This outline summarizes major points covered in lecture. It is not intended to replace your own lecture notes.
Detection Versus Discrimination
Absolute detection thresholds tell psychoacousticians what the limits of detection are for sound
parameters (e.g. frequency, amplitude and time).
Often we are interested in the sensitivity of a listener to changes in an acoustic parameter.
Discrimination procedures measure what a listener can respond to or just detect.
S.S. Stevens correctly pointed out that psychophysicists measure what a listener does respond to,
and often this measure corresponds to what a listener can respond to, but not necessarily.
We want testing procedures that provide a measure of listener sensitivity that does not change with
the Subject’s (S’s) response criterion.
Psychophysical Testing Procedures
Psychoacousticians employ different measurement (testing) procedures to quantify a Subject’s
(S’s) perceptual sensitivity.
Detection procedures measure absolute performance of S.
Discrimination procedures measure relative performance of S.
Scaling procedures allow S to quantify subjective magnitude of stimulus.
Matching procedures determine physical aspects of stimuli that Ss use to equate different stimuli.
Detection testing procedures measure absolute performance of Subject (S) such as Threshold of
Audibility or Absolute Limen (AL).
Discrimination testing procedures measure relative performance. Ss judge if stimuli are different
from each other; can use this to determine Just Noticeable Difference (JND) threshold or Difference
Limens (DL) threshold.

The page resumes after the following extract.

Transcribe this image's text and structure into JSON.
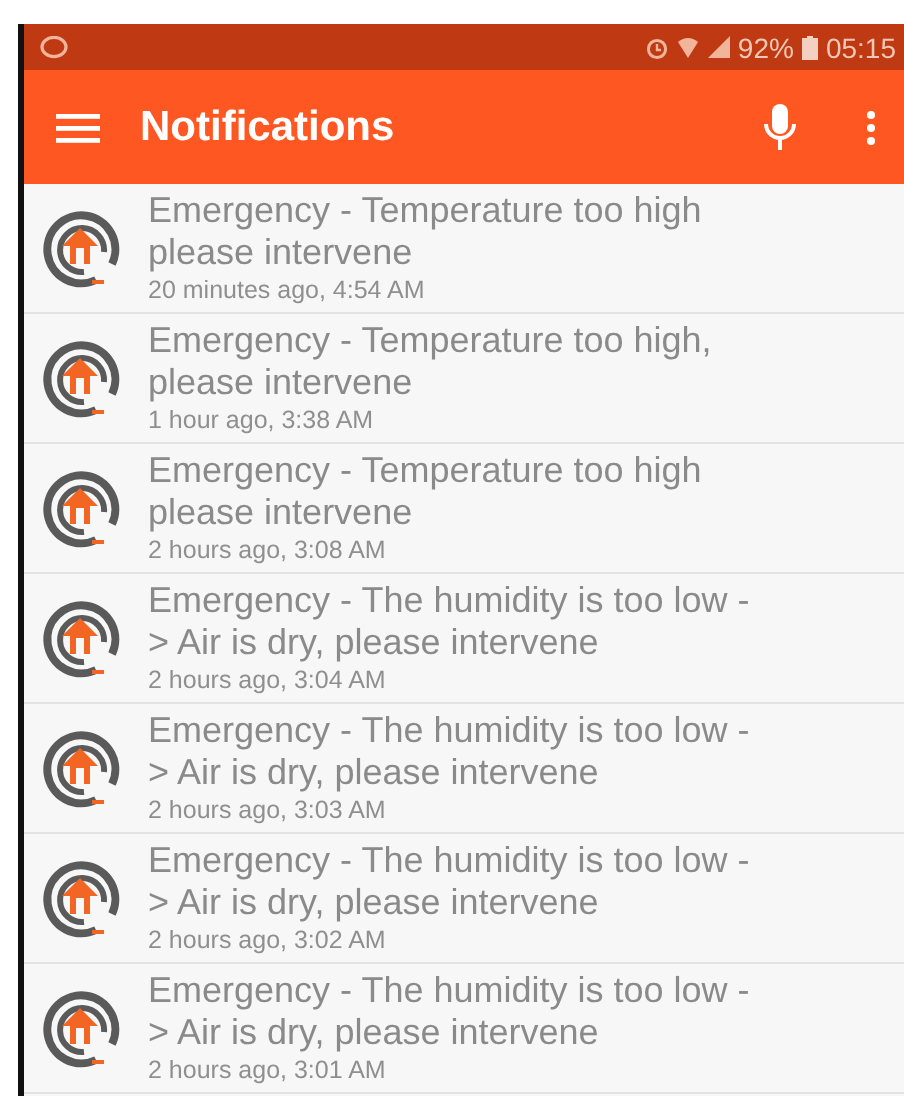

Scaling procedures ask S to quantify stimulus magnitude on a defined scale; Ss are given a “rule”
that is used to assign a number quantity to the perceptual magnitude of a stimulus.
Matching procedures ask Ss to equate different stimuli by adjusting a physical parameter of one
stimulus until it appears perceptually equal to another stimulus (e.g. equal loudness matching).
Most psychophysical experiments are designed to obtain a psychometric function from S.
Psychometric function relates measure of S performance to physical value of stimulus.
Estimate of a S’s threshold is obtained directly from the psychometric curve.
Threshold is often chosen to be the midpoint of the range of total possible “YES” responses.
Thresholds of Audibility
In measuring or quantifying perceptual sensitivity to auditory signals, psychoacousticians adopt one
of two basic threshold testing procedures.
Detection Performance (Absolute)
o Detection Threshold or Absolute Limen (AL)
E.g. Audibility Thresholds: Minimum Audible Field (MAF) threshold in room at 1m using
method of constant stimuli.
o Threshold obtained using Method of Constant Stimuli
o Minimum Audible Field (MAF) thresholds are SPLs for pure tones measured in open space
(free field) with loudspeaker positioned at fixed distance from S (e.g. at 1 m).
o Minimum Audible Pressure (MAP) threshold at S’s tympanic membrane measured with
headphones that have been calibrated with a coupler device for airspace in external auditory
Discrimination Performance (Relative)
o “Ask” listener if stimuli are different.
o Can measure Just Noticeable Difference (JND) Threshold
E.g. Frequency discrimination
Beware of Response Bias
Experimenters assess the performance of subjects (Ss) on a variety of psychophysical tasks.
Experimenter is interested in determining the subject’s sensitivity to changes in the stimulus.
Psych 3A03 1 November 2012
Week 9 Dr. Paul A. Faure Experimenter is NOT interested in the subject’s ability to respond in the experiment (response
Thus, the experimenter wants a measure of response sensitivity that is bias free (very difficult).
Many sources of bias (e.g. listener motivation, testing conditions, test instructions & feedback,
Response bias assessed in method of constant stimuli procedure by inserting “blank” or “catch”
trials in testing sequence, and then looking for false alarm responses.
Theory of Signal Detection (TSD)
Theory of Signal Detection (TSD) is used to measure the ability of a